Your goal:
Filter out all lines without the word "name" from the data below, please, and copy the rest.

■ ■ ■ ■

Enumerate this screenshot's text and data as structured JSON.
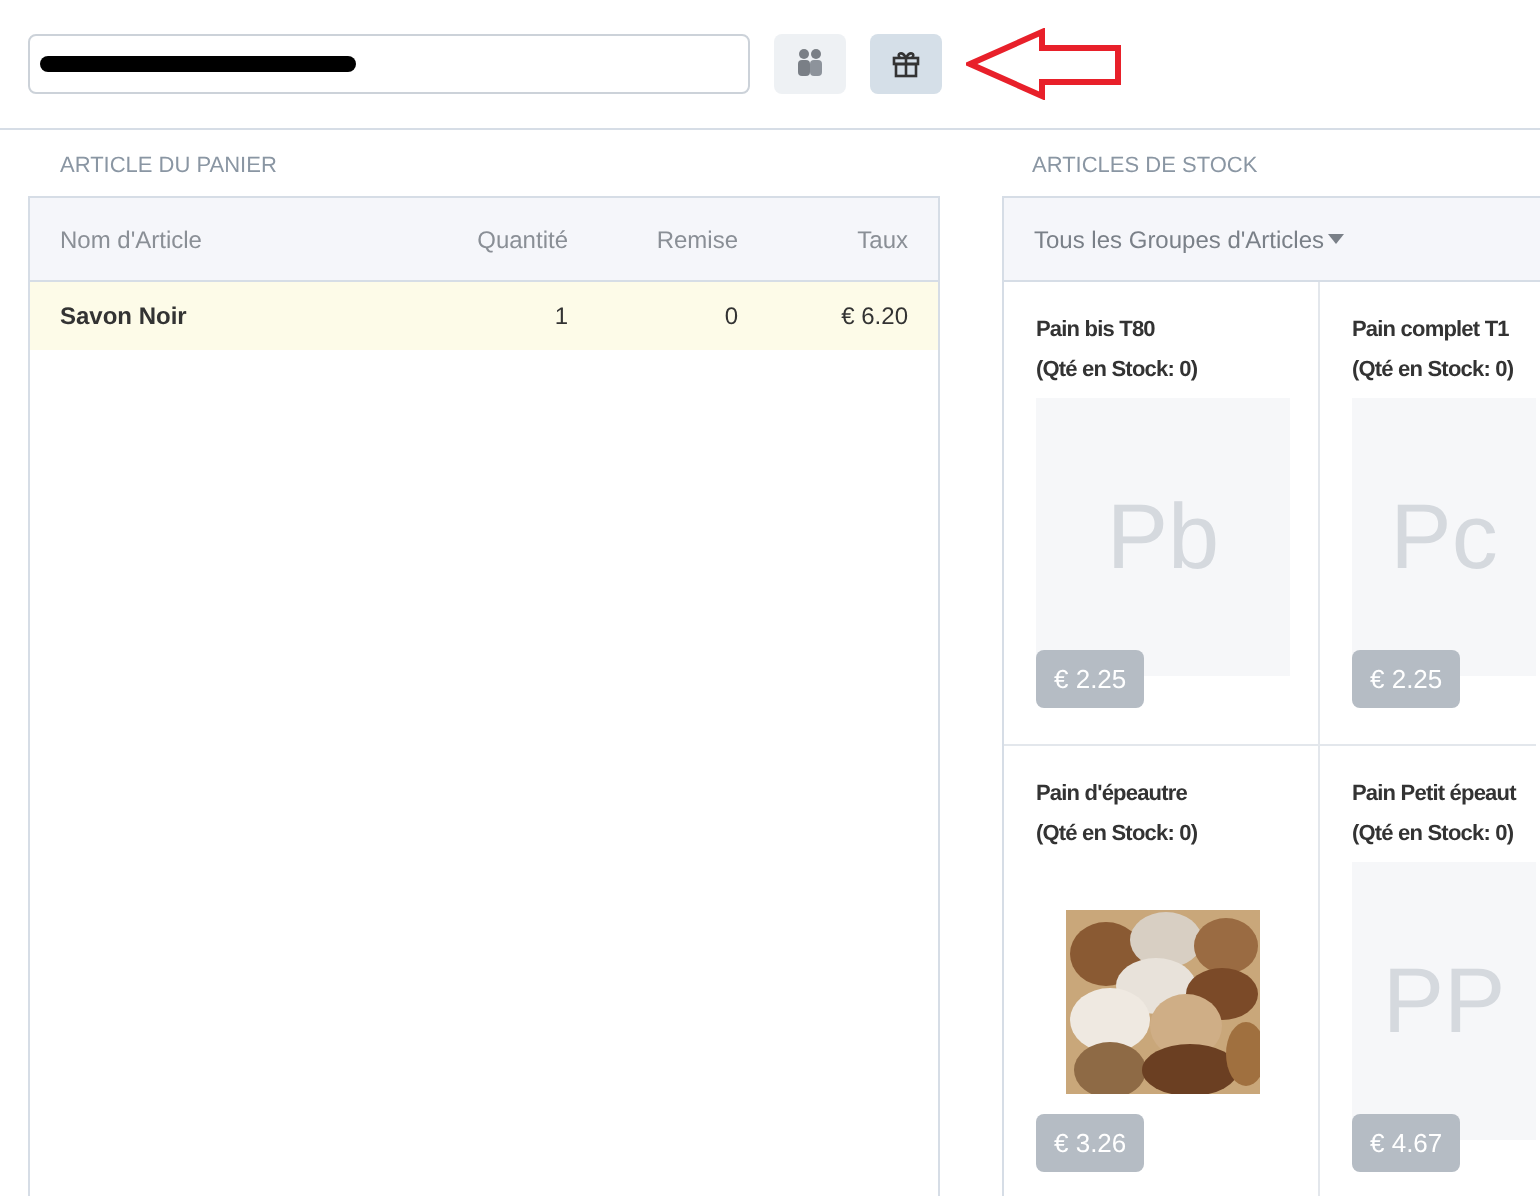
{
  "toolbar": {
    "buttons": [
      {
        "kind": "group",
        "selected": false
      },
      {
        "kind": "gift",
        "selected": true
      }
    ]
  },
  "cart": {
    "title": "ARTICLE DU PANIER",
    "columns": [
      "Nom d'Article",
      "Quantité",
      "Remise",
      "Taux"
    ],
    "rows": [
      {
        "name": "Savon Noir",
        "quantity": "1",
        "discount": "0",
        "rate": "€ 6.20",
        "selected": true
      }
    ]
  },
  "stock": {
    "title": "ARTICLES DE STOCK",
    "filter": "Tous les Groupes d'Articles",
    "items": [
      {
        "name": "Pain bis T80",
        "stock": "(Qté en Stock: 0)",
        "kind": "initials",
        "initials": "Pb",
        "price": "€ 2.25"
      },
      {
        "name": "Pain complet T1",
        "stock": "(Qté en Stock: 0)",
        "kind": "initials",
        "initials": "Pc",
        "price": "€ 2.25"
      },
      {
        "name": "Pain d'épeautre",
        "stock": "(Qté en Stock: 0)",
        "kind": "picture",
        "price": "€ 3.26"
      },
      {
        "name": "Pain Petit épeaut",
        "stock": "(Qté en Stock: 0)",
        "kind": "initials",
        "initials": "PP",
        "price": "€ 4.67"
      }
    ]
  }
}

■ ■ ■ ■

Final answer:
        "name": "Savon Noir",
        "name": "Pain bis T80",
        "name": "Pain complet T1",
        "name": "Pain d'épeautre",
        "name": "Pain Petit épeaut",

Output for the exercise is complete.